  • Build name recognition among your target audience
  • Increase the percentage of sales that happen online vs in store
  • Drive foot traffic to your storefront
  • Fill your calendar with paid appointments
  • Get more people to subscribe to your SaaS
  • Attract investors to your business
  • Sell more of your most profitable product

It’s OK to have more than one goal - and for your goals to evolve over time. But write down what it is you want to achieve right now.

2. Know your customers

It’s surprising how many businesses overlook this absolutely vital aspect of marketing. If you don’t know your customers, you can’t possibly market to them. . . at least not effectively.

The more you know about your customers, the better, but at the very least you need to understand what problem you solve for them. People don’t buy products or services... They buy solutions. Meaning, no one buys an umbrella. They buy a way to stay dry in the rain.

Not sure what problem you solve for your customers? Ask them.

The other thing you need to pay attention to is how your customers feel before, during, and after they make their purchase. Humans are emotional creatures and you need to speak to those emotions if you want to connect.

3. Map out the customer journey

This is where your marketing strategy can pay big dividends because rarely is a customer going to see your product/service and buy on the spot. More often than not, they are going to go through some sort of buying process, a.k.a. buyer’s journey. When you understand this journey, you can guide prospects along it rather than just waving at them as they pass by.

Ask yourself these questions:

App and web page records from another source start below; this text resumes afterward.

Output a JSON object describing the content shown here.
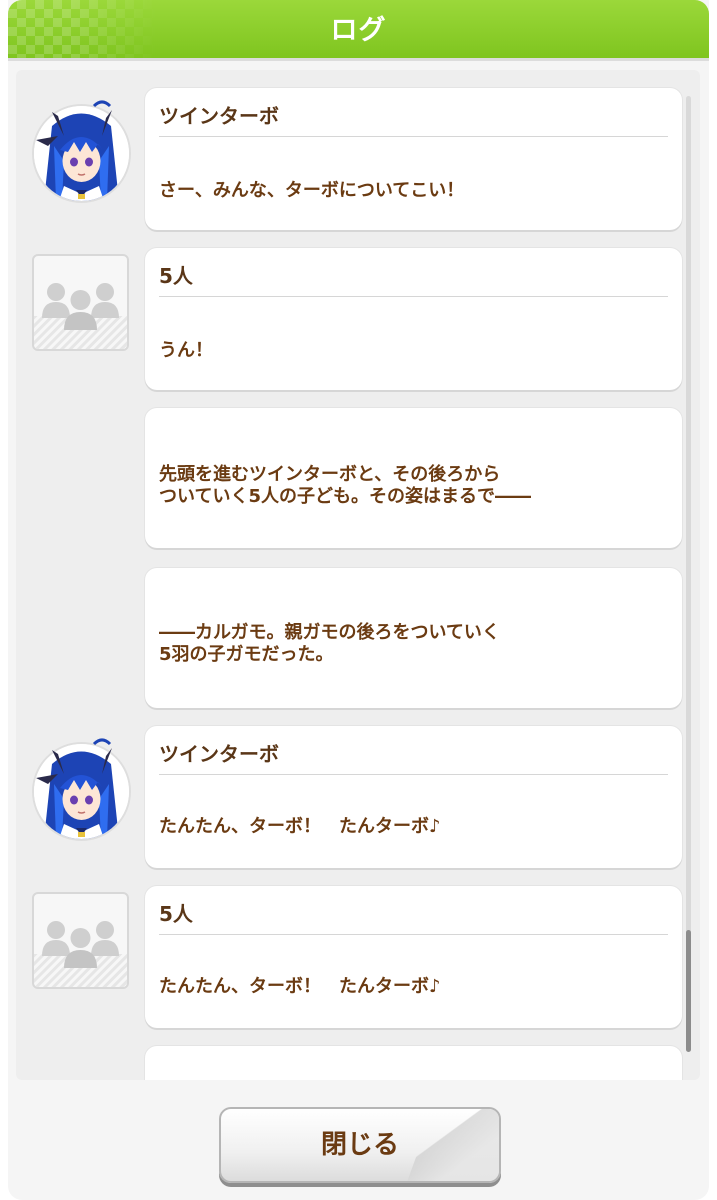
{
  "header": {
    "title": "ログ"
  },
  "entries": [
    {
      "speaker": "ツインターボ",
      "lines": [
        "さー、みんな、ターボについてこい！"
      ]
    },
    {
      "speaker": "5人",
      "lines": [
        "うん！"
      ]
    },
    {
      "lines": [
        "先頭を進むツインターボと、その後ろから",
        "ついていく5人の子ども。その姿はまるで――"
      ]
    },
    {
      "lines": [
        "――カルガモ。親ガモの後ろをついていく",
        "5羽の子ガモだった。"
      ]
    },
    {
      "speaker": "ツインターボ",
      "lines": [
        "たんたん、ターボ！　たんターボ♪"
      ]
    },
    {
      "speaker": "5人",
      "lines": [
        "たんたん、ターボ！　たんターボ♪"
      ]
    }
  ],
  "footer": {
    "close_label": "閉じる"
  },
  "colors": {
    "header_green": "#8ccf2b",
    "text_brown": "#6b3b12"
  },
  "icons": {
    "character_avatar": "twin-turbo-portrait",
    "group_avatar": "group-people-icon"
  }
}
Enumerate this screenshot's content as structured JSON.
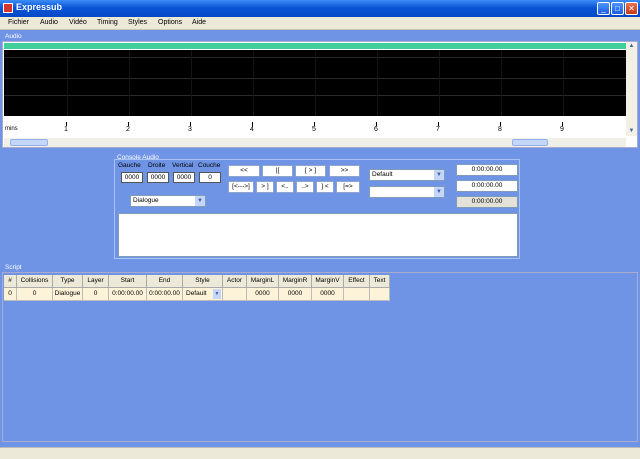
{
  "window": {
    "title": "Expressub",
    "minimize_glyph": "_",
    "maximize_glyph": "□",
    "close_glyph": "✕"
  },
  "menu": [
    "Fichier",
    "Audio",
    "Vidéo",
    "Timing",
    "Styles",
    "Options",
    "Aide"
  ],
  "audio": {
    "label": "Audio",
    "ruler_unit": "mins",
    "ticks": [
      "1",
      "2",
      "3",
      "4",
      "5",
      "6",
      "7",
      "8",
      "9"
    ]
  },
  "console": {
    "label": "Console Audio",
    "fields": [
      {
        "label": "Gauche",
        "value": "0000"
      },
      {
        "label": "Droite",
        "value": "0000"
      },
      {
        "label": "Vertical",
        "value": "0000"
      },
      {
        "label": "Couche",
        "value": "0"
      }
    ],
    "buttons_row1": [
      "<<",
      "|[",
      "[ > ]",
      ">>"
    ],
    "buttons_row2": [
      "[<--->]",
      "> ]",
      "<..",
      "..>",
      "] <",
      "[=>"
    ],
    "type_select": "Dialogue",
    "style_select": "Default",
    "actor_select": "",
    "times": [
      "0:00:00.00",
      "0:00:00.00",
      "0:00:00.00"
    ]
  },
  "script": {
    "label": "Script",
    "columns": [
      "#",
      "Collisions",
      "Type",
      "Layer",
      "Start",
      "End",
      "Style",
      "Actor",
      "MarginL",
      "MarginR",
      "MarginV",
      "Effect",
      "Text"
    ],
    "rows": [
      [
        "0",
        "0",
        "Dialogue",
        "0",
        "0:00:00.00",
        "0:00:00.00",
        "Default",
        "",
        "0000",
        "0000",
        "0000",
        "",
        ""
      ]
    ]
  },
  "colors": {
    "background": "#6f94e6",
    "titlebar": "#0a55d6",
    "waveform": "#000000",
    "wave_top": "#3ecf9a"
  }
}
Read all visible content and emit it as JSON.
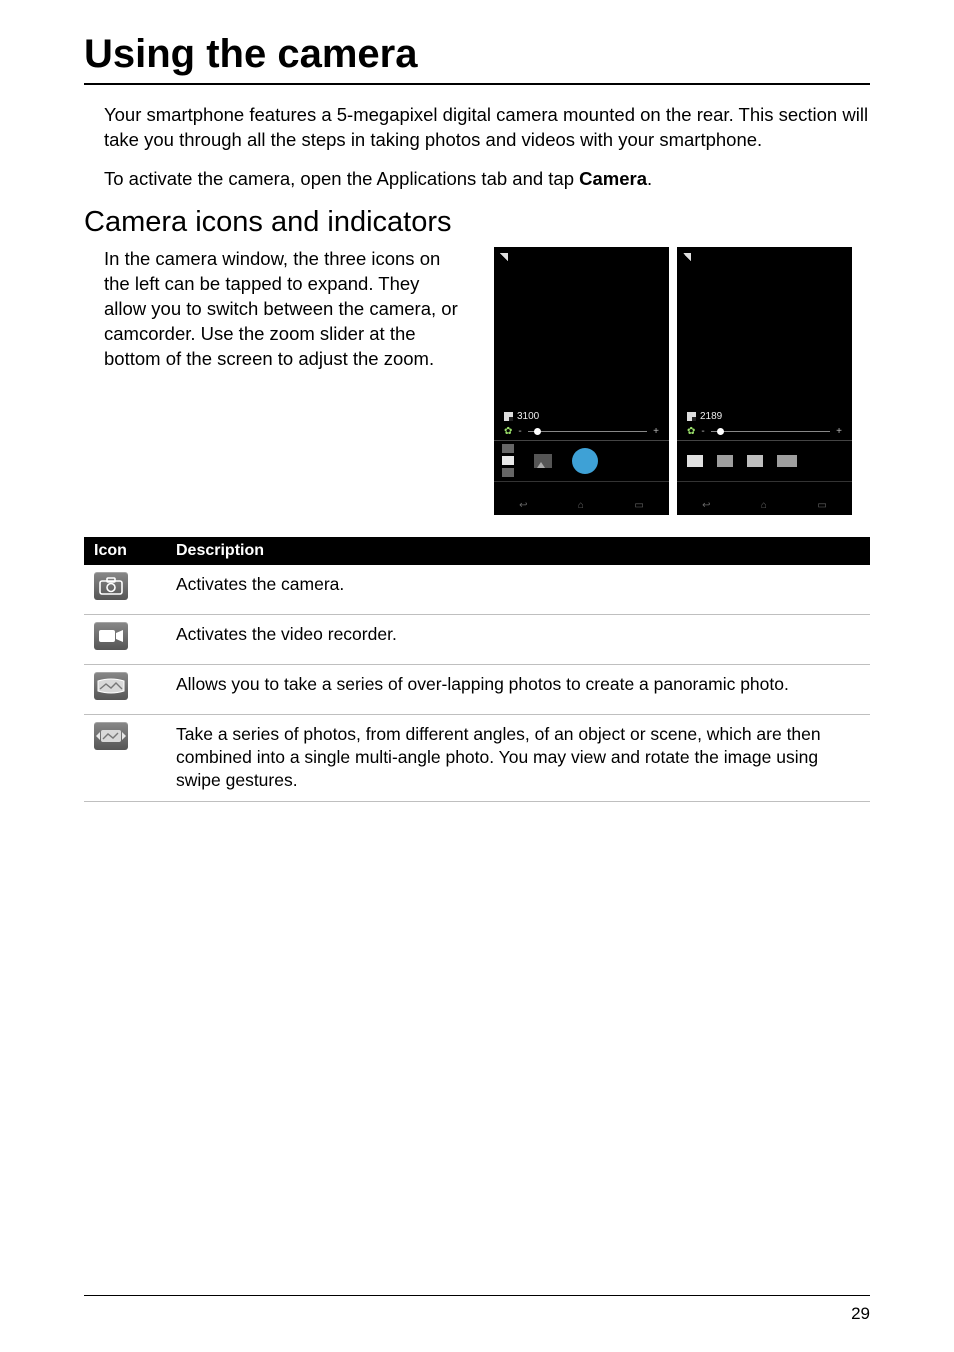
{
  "page": {
    "title": "Using the camera",
    "intro": "Your smartphone features a 5-megapixel digital camera mounted on the rear. This section will take you through all the steps in taking photos and videos with your smartphone.",
    "activate_prefix": "To activate the camera, open the Applications tab and tap ",
    "activate_bold": "Camera",
    "activate_suffix": ".",
    "section_title": "Camera icons and indicators",
    "section_body": "In the camera window, the three icons on the left can be tapped to expand. They allow you to switch between the camera, or camcorder. Use the zoom slider at the bottom of the screen to adjust the zoom.",
    "page_number": "29"
  },
  "screenshots": {
    "left": {
      "count": "3100",
      "layout": "stacked"
    },
    "right": {
      "count": "2189",
      "layout": "row"
    },
    "zoom": {
      "minus": "-",
      "plus": "+"
    },
    "nav": {
      "back": "↩",
      "home": "⌂",
      "recent": "▭"
    }
  },
  "table": {
    "headers": {
      "icon": "Icon",
      "description": "Description"
    },
    "rows": [
      {
        "icon": "camera-mode-icon",
        "desc": "Activates the camera."
      },
      {
        "icon": "video-mode-icon",
        "desc": "Activates the video recorder."
      },
      {
        "icon": "panorama-mode-icon",
        "desc": "Allows you to take a series of over-lapping photos to create a panoramic photo."
      },
      {
        "icon": "multi-angle-mode-icon",
        "desc": "Take a series of photos, from different angles, of an object or scene, which are then combined into a single multi-angle photo. You may view and rotate the image using swipe gestures."
      }
    ]
  }
}
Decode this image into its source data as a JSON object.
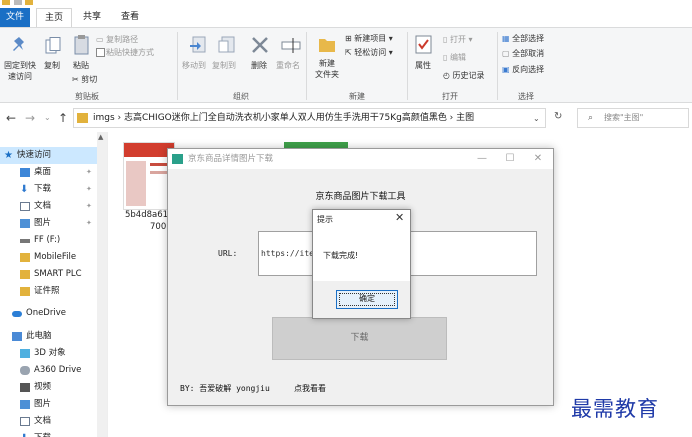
{
  "tabs": {
    "file": "文件",
    "home": "主页",
    "share": "共享",
    "view": "查看"
  },
  "ribbon": {
    "clipboard": {
      "pin": "固定到快\n速访问",
      "copy": "复制",
      "paste": "粘贴",
      "copy_path": "复制路径",
      "paste_shortcut": "粘贴快捷方式",
      "cut": "剪切",
      "label": "剪贴板"
    },
    "organize": {
      "move_to": "移动到",
      "copy_to": "复制到",
      "delete": "删除",
      "rename": "重命名",
      "label": "组织"
    },
    "new": {
      "new_folder": "新建\n文件夹",
      "new_item": "新建项目",
      "easy_access": "轻松访问",
      "label": "新建"
    },
    "open": {
      "properties": "属性",
      "open": "打开",
      "edit": "编辑",
      "history": "历史记录",
      "label": "打开"
    },
    "select": {
      "select_all": "全部选择",
      "select_none": "全部取消",
      "invert": "反向选择",
      "label": "选择"
    }
  },
  "address": {
    "path": "imgs  ›  志高CHIGO迷你上门全自动洗衣机小家单人双人用仿生手洗用干75Kg高颜值黑色  ›  主图",
    "search_placeholder": "搜索\"主图\""
  },
  "nav": {
    "quick_access": "快速访问",
    "items": [
      "桌面",
      "下载",
      "文档",
      "图片",
      "FF (F:)",
      "MobileFile",
      "SMART PLC",
      "证件照"
    ],
    "onedrive": "OneDrive",
    "this_pc": "此电脑",
    "pc_items": [
      "3D 对象",
      "A360 Drive",
      "视频",
      "图片",
      "文档",
      "下载"
    ]
  },
  "files": {
    "item1_name": "5b4d8a61a",
    "item1_sub": "700"
  },
  "dialog": {
    "title": "京东商品详情图片下载",
    "heading": "京东商品图片下载工具",
    "url_label": "URL:",
    "url_value": "https://item",
    "download": "下载",
    "byline": "BY: 吾爱破解 yongjiu",
    "visit": "点我看看"
  },
  "message": {
    "title": "提示",
    "text": "下载完成!",
    "ok": "确定"
  },
  "watermark": "最需教育",
  "colors": {
    "accent": "#1a6fc5",
    "selection": "#cce8ff",
    "folder": "#e2b23c",
    "watermark": "#1f3aa8"
  }
}
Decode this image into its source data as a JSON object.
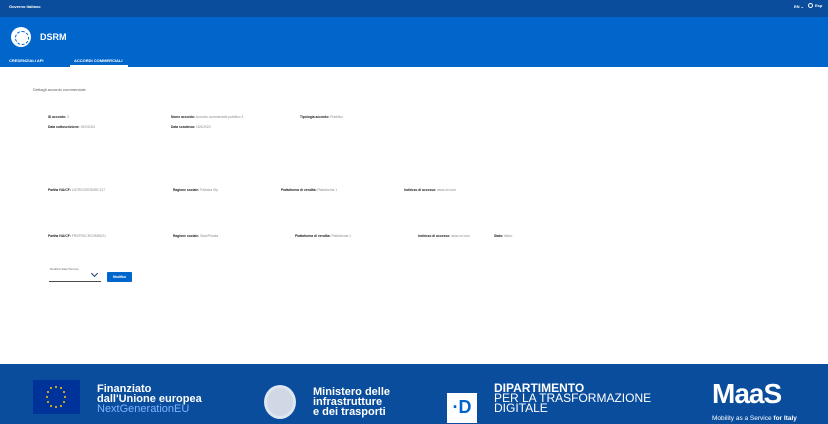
{
  "topbar": {
    "gov_label": "Governo Italiano",
    "lang": "EN ⌄",
    "user": "Esp"
  },
  "header": {
    "brand": "DSRM",
    "nav": [
      "CREDENZIALI API",
      "ACCORDI COMMERCIALI"
    ]
  },
  "main": {
    "section_title": "Dettagli accordo commerciale",
    "agreement": {
      "id_label": "ID accordo:",
      "id_value": "3",
      "name_label": "Nome accordo:",
      "name_value": "Accordo commerciale pubblico 3",
      "type_label": "Tipologia accordo:",
      "type_value": "Pubblico",
      "signed_label": "Data sottoscrizione:",
      "signed_value": "19/2/2024",
      "expiry_label": "Data scadenza:",
      "expiry_value": "15/4/2024"
    },
    "parties": [
      {
        "vat_label": "Partita IVA/CF:",
        "vat_value": "LNTRDCREDMRC217",
        "company_label": "Ragione sociale:",
        "company_value": "Palestra Sty",
        "platform_label": "Piattaforma di vendita:",
        "platform_value": "Piattaforma 1",
        "email_label": "Indirizzo di accesso:",
        "email_value": "www.url.com"
      },
      {
        "vat_label": "Partita IVA/CF:",
        "vat_value": "FRNTRDCRCHMBG21",
        "company_label": "Ragione sociale:",
        "company_value": "StarkPrivata",
        "platform_label": "Piattaforma di vendita:",
        "platform_value": "Piattaforma 1",
        "email_label": "Indirizzo di accesso:",
        "email_value": "www.url.com",
        "status_label": "Stato:",
        "status_value": "Attivo"
      }
    ],
    "select": {
      "label": "Modifica Stato/Termina"
    },
    "button": "Modifica"
  },
  "footer": {
    "eu": [
      "Finanziato",
      "dall'Unione europea",
      "NextGenerationEU"
    ],
    "ministry": [
      "Ministero delle",
      "infrastrutture",
      "e dei trasporti"
    ],
    "dip": [
      "DIPARTIMENTO",
      "PER LA TRASFORMAZIONE",
      "DIGITALE"
    ],
    "d_letter": "·D",
    "maas": "MaaS",
    "maas_sub_a": "Mobility as a Service ",
    "maas_sub_b": "for Italy"
  },
  "colors": {
    "topbar": "#0a4d9c",
    "header": "#0066cc",
    "footer": "#0a4d9c",
    "accent": "#0066cc"
  }
}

  • When someone needs my product/service, where do they go looking for it?
  • Who will they be comparing me to? How can I stand out?
  • What questions do I need to answer before they will feel comfortable spending money?
  • Who might they look to for a recommendation?
  • Where will they make their purchase?
  • After the purchase is made what might leave them unsatisfied?
  • What other products or services complement this purchase?
  • How long will it be before they need a replacement/upgrade?

Go ahead and plot out these points on paper so you can see the customer journey.

4. Define your marketing message

Now that you understand the customer and how they go about making their purchase, it’s time to define one overarching message you want to convey in your marketing. For example:

The Happiest Place On Earth

Excellence In Flight

This isn’t just about writing a catchy tagline. This is an exercise in defining your unique selling proposition and creating consistency throughout your marketing.

5. Choose your marketing media & create marketing content

Now, you can start planning actual campaigns that you will run.

Because you’ve taken the time to get to know your customers, you should have an idea of what media you will use to reach them. Choose the marketing platforms (Facebook, Twitter, TV, newspapers, billboards, trade shows, etc.) that make the most sense for you and your audience, not the latest trend.

Once you’ve chosen where to market, begin creating content. The content you create needs to be consistent in it’s messaging but tailored to the platform. And just about every piece of content needs a call to action to move people along the customer journey.
Marketing funnel showing different content types

6. Measure results & make adjustments

Now, the odds of hitting it out of the park with your marketing on the first try are slim. The way to achieve success is to measure the results of your campaign and make adjustments based on how people react to it. For example:

  • Not getting clicks? Maybe you need a better headline or a more enticing offer.
  • Getting clicks but no leads or sales? You might need to improve your call to action.
  • Are people unsubscribing from your email list? Try segmenting your list.
  • Are people abandoning your shopping cart? Look for technical issues.

And so on.

7. Rinse & repeat

Every marketing campaign you run needs to have a strategy behind it. That means carefully considering your goals and the buyer’s journey every time you launch a new marketing initiative. It may feel like a lot more work up front, but it will focus your time and resources on the marketing tactics that have the highest potential rate of return.

Need help with your marketing strategy?